The first thing I’d point out here relates to ‘public interest. In my experience, the general public cares about medical science if the issue at hand is very concrete, and very close to being used. They want advancement now and are less interested in health developments set to take off in in 30 years.
Perceptions differ of course depending on background. In richer, developed countries, they will be interested in emerging technologies even from other regions, if it is clear that these technologies will be available in their home country in the future, and that they could be beneficial. This public is likely to be over 50 years old, and to read, listen, watch and learn about medical developments that may affect their own health – particularly if they relate to the prevalent medical issues affecting this demographic – like cardiovascular disease, cancers, degenerative illnesses, vision and diabetes. Clearly there are exceptions that can pique the interest of a younger demographic –for example on very specific subjects like sexual and reproductive health, organ transplants (post-accidents), or spectacular childhood diseases.
In developing countries, the general public is more likely to engage if they see an immediate reward and understand the benefits it will bring them immediately, to their children or themselves. New vaccines are a good example, that are more readily available or easier to administer.
But the public interest and the science media don’t always see eye to eye.
Specialized magazines like Nature or Science, aimed at researchers, alongside quality daily newspapers like NYTimes, Le Monde, or El Pais, and specialized blogs or websites will be interested in writing or talking about emerging technologies, very early in their development process, often before these stories would be perceived as relevant by the ‘general public’. Let’s take the example of ‘synthetic biology’. Specialist groups have been hearing, talking and writing about it for more than 15 years, but the general public – mainly still informed by radio and TV – still won’t have heard of the terminology. It’s a huge area of development however, with potentially far-reaching benefits, so the perceived public interest isn’t always the best measure of what makes the right story for science journalists.
In my view science communication can be much improved by establishing processes where capable communicators from Academia are front and centre. People tend to have confidence in Nobel prizewinners, serious professors in universities etc, but these groups need to recognize that at some point, they should not only be talking to their peers or to ‘serious’ press but to all media, in the public interest. They need to realize and accept that their discoveries, patents or announcements need ethical analysis, so they can understand early what kind of obstacles may arise as these technologies develop. Also, increasingly these days people seek out answers, so there is a need for excellent quality information to be available on websites for interested people, who don’t always wait for answers to be put in front of them.
In terms of Industry, there can be lack of trust from the public. Legitimate developments can be viewed cynically unless the firm at its helm has either very strong credibility, earned via longevity, or is a fresh start-up that clearly explains its aims.

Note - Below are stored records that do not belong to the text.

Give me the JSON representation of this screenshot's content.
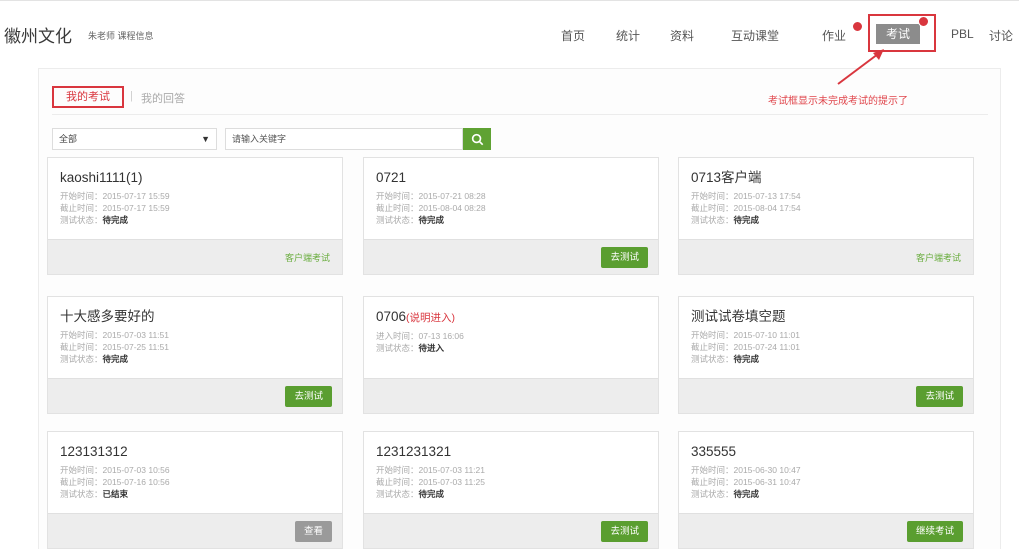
{
  "header": {
    "course_title": "徽州文化",
    "course_sub": "朱老师 课程信息",
    "nav": [
      {
        "label": "首页"
      },
      {
        "label": "统计"
      },
      {
        "label": "资料"
      },
      {
        "label": "互动课堂"
      },
      {
        "label": "作业",
        "badge": true
      },
      {
        "label": "考试",
        "active": true,
        "badge": true
      },
      {
        "label": "PBL"
      },
      {
        "label": "讨论"
      }
    ]
  },
  "tabs": {
    "mine": "我的考试",
    "separator": "|",
    "other": "我的回答"
  },
  "annotation": "考试框显示未完成考试的提示了",
  "filter": {
    "select_value": "全部",
    "search_placeholder": "请输入关键字"
  },
  "icons": {
    "dropdown": "chevron-down-icon",
    "search": "search-icon",
    "arrow": "annotation-arrow-icon"
  },
  "colors": {
    "accent": "#5fa233",
    "alert": "#d9363e",
    "active_tab": "#8c8c8c"
  },
  "exams": {
    "status_label": "测试状态：",
    "cards": [
      {
        "title": "kaoshi1111(1)",
        "title_note": "",
        "lines": [
          "开始时间：2015-07-17 15:59",
          "截止时间：2015-07-17 15:59"
        ],
        "status": "待完成",
        "action": {
          "label": "客户端考试",
          "type": "link"
        }
      },
      {
        "title": "0721",
        "title_note": "",
        "lines": [
          "开始时间：2015-07-21 08:28",
          "截止时间：2015-08-04 08:28"
        ],
        "status": "待完成",
        "action": {
          "label": "去测试",
          "type": "button"
        }
      },
      {
        "title": "0713客户端",
        "title_note": "",
        "lines": [
          "开始时间：2015-07-13 17:54",
          "截止时间：2015-08-04 17:54"
        ],
        "status": "待完成",
        "action": {
          "label": "客户端考试",
          "type": "link"
        }
      },
      {
        "title": "十大感多要好的",
        "title_note": "",
        "lines": [
          "开始时间：2015-07-03 11:51",
          "截止时间：2015-07-25 11:51"
        ],
        "status": "待完成",
        "action": {
          "label": "去测试",
          "type": "button"
        }
      },
      {
        "title": "0706",
        "title_note": "(说明进入)",
        "lines": [
          "进入时间：07-13 16:06"
        ],
        "status": "待进入",
        "action": null
      },
      {
        "title": "测试试卷填空题",
        "title_note": "",
        "lines": [
          "开始时间：2015-07-10 11:01",
          "截止时间：2015-07-24 11:01"
        ],
        "status": "待完成",
        "action": {
          "label": "去测试",
          "type": "button"
        }
      },
      {
        "title": "123131312",
        "title_note": "",
        "lines": [
          "开始时间：2015-07-03 10:56",
          "截止时间：2015-07-16 10:56"
        ],
        "status": "已结束",
        "action": {
          "label": "查看",
          "type": "button-gray"
        }
      },
      {
        "title": "1231231321",
        "title_note": "",
        "lines": [
          "开始时间：2015-07-03 11:21",
          "截止时间：2015-07-03 11:25"
        ],
        "status": "待完成",
        "action": {
          "label": "去测试",
          "type": "button"
        }
      },
      {
        "title": "335555",
        "title_note": "",
        "lines": [
          "开始时间：2015-06-30 10:47",
          "截止时间：2015-06-31 10:47"
        ],
        "status": "待完成",
        "action": {
          "label": "继续考试",
          "type": "button"
        }
      }
    ]
  }
}
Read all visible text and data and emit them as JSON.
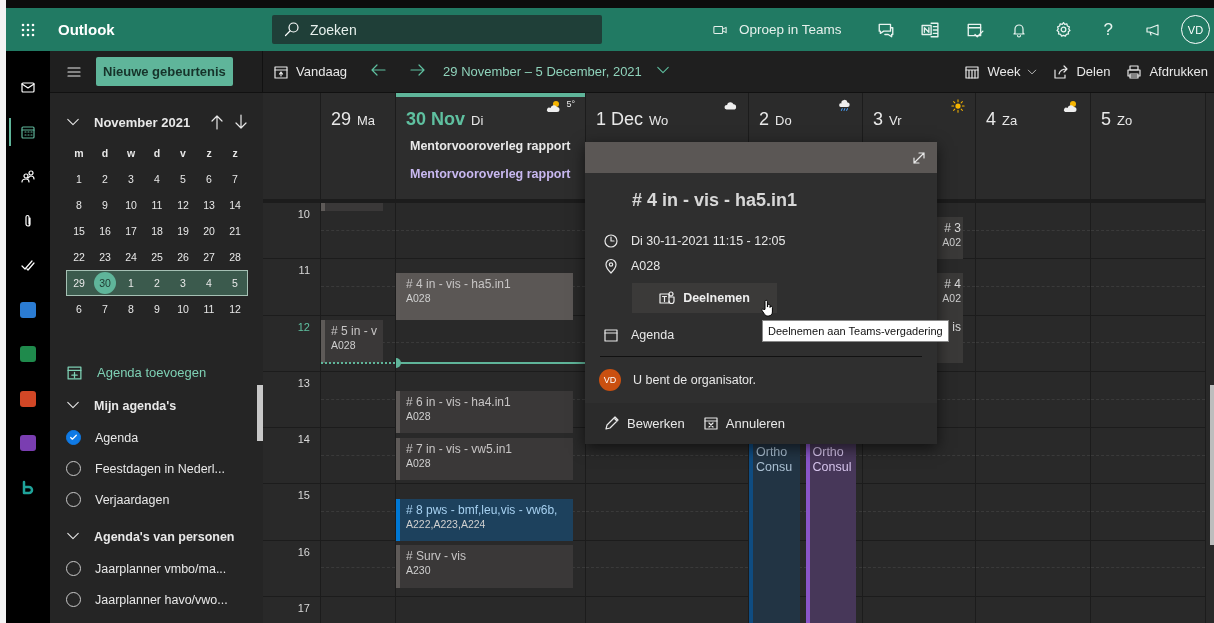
{
  "app": {
    "name": "Outlook"
  },
  "search": {
    "placeholder": "Zoeken"
  },
  "header_actions": {
    "teams_call": "Oproep in Teams",
    "help": "?",
    "avatar": "VD"
  },
  "rail": [
    {
      "kind": "mail",
      "selected": false
    },
    {
      "kind": "calendar",
      "selected": true
    },
    {
      "kind": "people",
      "selected": false
    },
    {
      "kind": "files",
      "selected": false
    },
    {
      "kind": "todo",
      "selected": false
    },
    {
      "kind": "word",
      "selected": false
    },
    {
      "kind": "excel",
      "selected": false
    },
    {
      "kind": "powerpoint",
      "selected": false
    },
    {
      "kind": "onenote",
      "selected": false
    },
    {
      "kind": "bookings",
      "selected": false
    }
  ],
  "toolbar": {
    "new_event": "Nieuwe gebeurtenis",
    "today": "Vandaag",
    "range": "29 November – 5 December, 2021",
    "view": "Week",
    "share": "Delen",
    "print": "Afdrukken"
  },
  "mini_calendar": {
    "title": "November 2021",
    "weekdays": [
      "m",
      "d",
      "w",
      "d",
      "v",
      "z",
      "z"
    ],
    "weeks": [
      {
        "selected": false,
        "days": [
          {
            "label": "1",
            "today": false
          },
          {
            "label": "2",
            "today": false
          },
          {
            "label": "3",
            "today": false
          },
          {
            "label": "4",
            "today": false
          },
          {
            "label": "5",
            "today": false
          },
          {
            "label": "6",
            "today": false
          },
          {
            "label": "7",
            "today": false
          }
        ]
      },
      {
        "selected": false,
        "days": [
          {
            "label": "8",
            "today": false
          },
          {
            "label": "9",
            "today": false
          },
          {
            "label": "10",
            "today": false
          },
          {
            "label": "11",
            "today": false
          },
          {
            "label": "12",
            "today": false
          },
          {
            "label": "13",
            "today": false
          },
          {
            "label": "14",
            "today": false
          }
        ]
      },
      {
        "selected": false,
        "days": [
          {
            "label": "15",
            "today": false
          },
          {
            "label": "16",
            "today": false
          },
          {
            "label": "17",
            "today": false
          },
          {
            "label": "18",
            "today": false
          },
          {
            "label": "19",
            "today": false
          },
          {
            "label": "20",
            "today": false
          },
          {
            "label": "21",
            "today": false
          }
        ]
      },
      {
        "selected": false,
        "days": [
          {
            "label": "22",
            "today": false
          },
          {
            "label": "23",
            "today": false
          },
          {
            "label": "24",
            "today": false
          },
          {
            "label": "25",
            "today": false
          },
          {
            "label": "26",
            "today": false
          },
          {
            "label": "27",
            "today": false
          },
          {
            "label": "28",
            "today": false
          }
        ]
      },
      {
        "selected": true,
        "days": [
          {
            "label": "29",
            "today": false
          },
          {
            "label": "30",
            "today": true
          },
          {
            "label": "1",
            "today": false
          },
          {
            "label": "2",
            "today": false
          },
          {
            "label": "3",
            "today": false
          },
          {
            "label": "4",
            "today": false
          },
          {
            "label": "5",
            "today": false
          }
        ]
      },
      {
        "selected": false,
        "days": [
          {
            "label": "6",
            "today": false
          },
          {
            "label": "7",
            "today": false
          },
          {
            "label": "8",
            "today": false
          },
          {
            "label": "9",
            "today": false
          },
          {
            "label": "10",
            "today": false
          },
          {
            "label": "11",
            "today": false
          },
          {
            "label": "12",
            "today": false
          }
        ]
      }
    ]
  },
  "add_calendar": "Agenda toevoegen",
  "groups": [
    {
      "title": "Mijn agenda's",
      "expanded": true,
      "calendars": [
        {
          "name": "Agenda",
          "checked": true
        },
        {
          "name": "Feestdagen in Nederl...",
          "checked": false
        },
        {
          "name": "Verjaardagen",
          "checked": false
        }
      ]
    },
    {
      "title": "Agenda's van personen",
      "expanded": true,
      "calendars": [
        {
          "name": "Jaarplanner vmbo/ma...",
          "checked": false
        },
        {
          "name": "Jaarplanner havo/vwo...",
          "checked": false
        }
      ]
    }
  ],
  "calendar": {
    "hours": [
      {
        "label": "10",
        "current": false
      },
      {
        "label": "11",
        "current": false
      },
      {
        "label": "12",
        "current": true
      },
      {
        "label": "13",
        "current": false
      },
      {
        "label": "14",
        "current": false
      },
      {
        "label": "15",
        "current": false
      },
      {
        "label": "16",
        "current": false
      },
      {
        "label": "17",
        "current": false
      }
    ],
    "days": [
      {
        "label": "29",
        "name": "Ma",
        "today": false,
        "events": [
          {
            "kind": "normal",
            "color": "#5e5a58",
            "selected": false
          },
          {
            "kind": "normal",
            "title": "# 5 in - v",
            "location": "A028",
            "color": "#5e5a58",
            "selected": false
          }
        ]
      },
      {
        "label": "30 Nov",
        "name": "Di",
        "today": true,
        "weather": {
          "kind": "partly-cloudy",
          "temp": "5°"
        },
        "all_day": [
          {
            "title": "Mentorvooroverleg rapport",
            "color": "#e8e8e8"
          },
          {
            "title": "Mentorvooroverleg rapport",
            "color": "#c8b8f0"
          }
        ],
        "events": [
          {
            "kind": "normal",
            "title": "# 4 in - vis - ha5.in1",
            "location": "A028",
            "color": "#5e5a58",
            "selected": true
          },
          {
            "kind": "normal",
            "title": "# 6 in - vis - ha4.in1",
            "location": "A028",
            "color": "#5e5a58",
            "selected": false
          },
          {
            "kind": "normal",
            "title": "# 7 in - vis - vw5.in1",
            "location": "A028",
            "color": "#5e5a58",
            "selected": false
          },
          {
            "kind": "normal",
            "title": "# 8 pws - bmf,leu,vis - vw6b,",
            "location": "A222,A223,A224",
            "color": "#0078d4",
            "selected": false
          },
          {
            "kind": "normal",
            "title": "# Surv - vis",
            "location": "A230",
            "color": "#5e5a58",
            "selected": false
          }
        ]
      },
      {
        "label": "1 Dec",
        "name": "Wo",
        "today": false,
        "weather": {
          "kind": "cloudy"
        }
      },
      {
        "label": "2",
        "name": "Do",
        "today": false,
        "weather": {
          "kind": "rain"
        },
        "events": [
          {
            "kind": "normal",
            "title": "Ortho Consu",
            "color": "#0f4c81",
            "selected": false
          },
          {
            "kind": "normal",
            "title": "Ortho Consul",
            "color": "#8a55c8",
            "selected": false
          }
        ]
      },
      {
        "label": "3",
        "name": "Vr",
        "today": false,
        "weather": {
          "kind": "sunny"
        },
        "events": [
          {
            "kind": "covered",
            "title": "# 3",
            "location": "A02"
          },
          {
            "kind": "covered",
            "title": "# 4",
            "location": "A02"
          },
          {
            "kind": "covered",
            "title": "is"
          }
        ]
      },
      {
        "label": "4",
        "name": "Za",
        "today": false,
        "weather": {
          "kind": "partly-cloudy"
        }
      },
      {
        "label": "5",
        "name": "Zo",
        "today": false
      }
    ]
  },
  "popup": {
    "title": "# 4 in - vis - ha5.in1",
    "when": "Di 30-11-2021 11:15 - 12:05",
    "location": "A028",
    "join": "Deelnemen",
    "calendar": "Agenda",
    "organizer_avatar": "VD",
    "organizer": "U bent de organisator.",
    "edit": "Bewerken",
    "cancel": "Annuleren"
  },
  "tooltip": "Deelnemen aan Teams-vergadering"
}
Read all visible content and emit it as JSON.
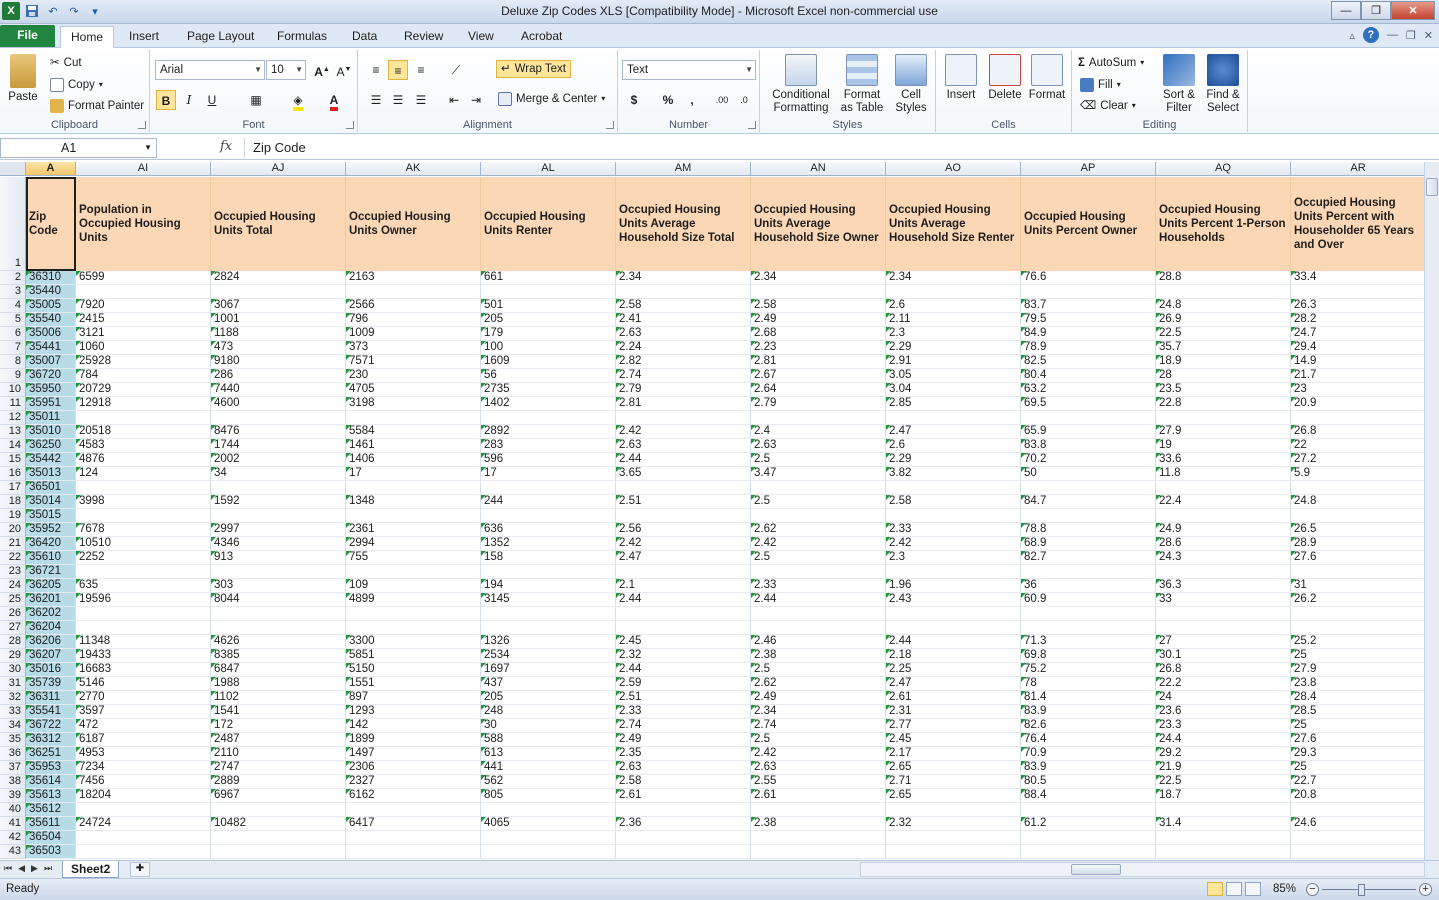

Otherwise, there can always be a suspicion that this new technology offers promise only for the firm and not the general public. In some cases more advanced collaboration between the public and private sectors would help, so these technologies can be fully explained and their usefulness assessed. Conflicts of interest can be rooted out early. In France, recently for example, with e-cigarettes, the question is: is it safer to smoke them? If so should they be recommended on health grounds, and by the manufacturer, or by public health authorities? Or even perhaps a bit of both? Likewise with Baclofen, a pill that claims to dramatically reduce (or remove) the craving for alcohol.
The media (and the internet) will always find any deception or conflict of interest, and it will be revealed eventually. The backlash from not setting things out clearly from the start can be enormous and the confusion very harmful.
by Dominique Leglu, Editor in Chief, Sciences et Avenir (French monthly magazine)
Dominique Leglu is participating in: Media, Academia and Industry; conflict, collaboration and the public interest in medical science advances at 11:00 on Tuesday 25 June in the Small Hall (4th floor). You can hear from other GE panelists at www.ge.com/world-conference-science-journalists